Sure, the San Francisco Giants have their faults: zero World Series Titles in over 50 years, the most powerless offense in the game and a free agent pitcher who so far has ranked as one of the top free agent disasters in history. But nobody does nostalgia like the team that calls 24 Willie Mays Plaza home. Will Clark is a Giant once again, and if that doesn’t warm your heart you’re either under 18-years-old or your name is Kevin Mitchell (or Jeff Leonard, or most reporters who ventured into the Giants clubhouse in the late 1980’s-early ’90’s.
It always killed me that Clark followed all the other ex-Giants (like Matt Williams, Mike Aldrete and Bob Brenly, among others) and took employment with the Arizona Diamondbacks, a team that didn’t even exist when Clark played in San Francisco. Now he’s a special assistant to the Giants’ front office, which pretty much means he’s collecting a nice paycheck for acting as a face of the franchise, similar to other former greats like Willie McCovey and Willie Mays.
What’s amazing about Clark is throughout my 31 years he has by leaps and bounds given Giants fans the most memorable moments that aren’t tainted by steroid use. I’ll never forget when my seventh grade math teacher postponed class to listen to the end of Game 5 of the 1989 NLCS on the radio, when Clark hit that famous single up the middle to drive in Candy Maldonado and Brett Butler, the single that clinched the first pennant for San Francisco since 1962. Clark went 13-for-20 in that series against the Cubs with 2 homers (both off Greg Maddux in Game 1) and captured a spot in Giants fans’ hearts for eternity.
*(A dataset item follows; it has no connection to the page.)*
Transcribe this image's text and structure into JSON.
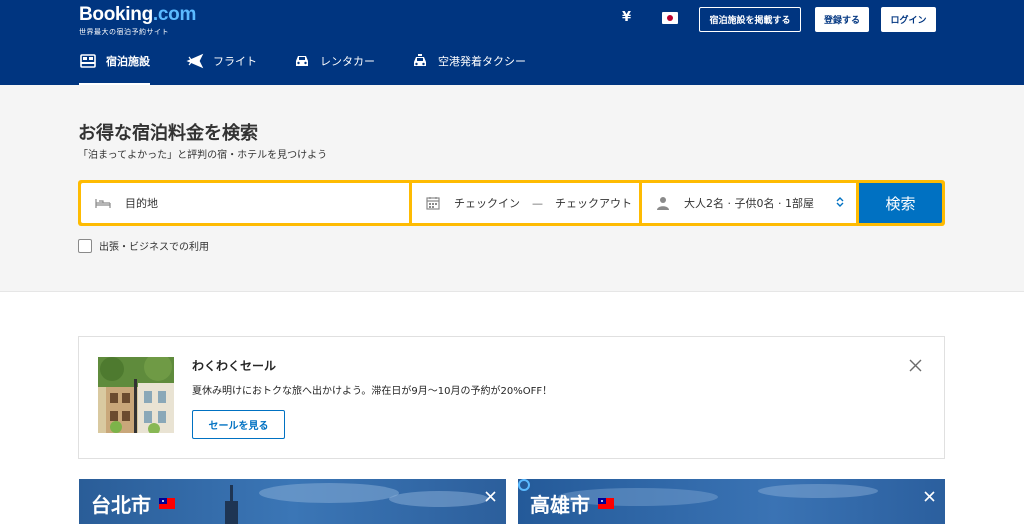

Perhaps the biggest legacy Clark left was his posters. Back when every one of my friends had posters plastering every square inch of their bedroom walls, The Thrill was king. “Sheer Will,” “The Natural” and “Pacific Sock Exchange” weren’t just marketing slogans, they signified the most beautiful left-handed swing I’ve seen before or since (all apologies to Ken Griffey, Jr.).
The man they called Nuschler (due to his middle name, perhaps the strangest ever given a child) looked like a lock for the Hall of Fame after his play from 1986 through 1991, but his body betrayed him. Actually, he may have betrayed his body with his disdain for weightlifting and a spare tire that grew larger and larger as the years wore on. However, while we all assume Jeff Kent was never on the juice, we KNOW Thrill probably never even took a vitamin during his playing days, let alone Winstrol or HGH. His career statistics (2,176 hits, 1,186 runs, 1,205 RBI’s, 284 homers, .303 avg., .384 ops.) are pretty solid, even though his career arc took Clark from the guy whose Rookie Card everyone had to have to being surpassed in everyone’s eyes by a fraud like Raphael Palmeiro.
Now Clark is back in the orange and black, where he should have been all along. After all, who else would visit Kruk and Kuip on Opening Day a few years back and give Candlestick Park props when everybody else was drooling over Pac Bell Park? Having Nuschler around probably won’t help the Giants improve on last season’s meager home run total of 91 (cringe), but if he can provide even a hint of the swagger he brought to The Stick every day, the Giants will be better for it.
Final, somewhat related note: Has anyone else noticed the Giants have been blessed with the surliest stars of any baseball franchise in recent history? Willie Mays was the best baseball player of all time but couldn’t stand the media (which was why he somehow wasn’t a unanimous first-ballot Hall-of-Famer), as much as Clark was beloved by fans he was hated by reporters, Barry Bonds set the bar for jerk athletes and Bruce Jenkins mentioned yesterday on “The Razor and Mr. T” how he once did a long and complimentary piece on Kent years ago only to be completely ignored by the second baseman the next time they crossed paths. The only team that comes close to the Giants in terms of poor media relations is the Red Sox with Ted Williams, Jim Rice, Roger Clemens and Manny Ramirez (but definitely not Dustin Pedroia). Even for a sport like baseball that’s known for its red-asses, the Giants are the leaders in the clubhouse.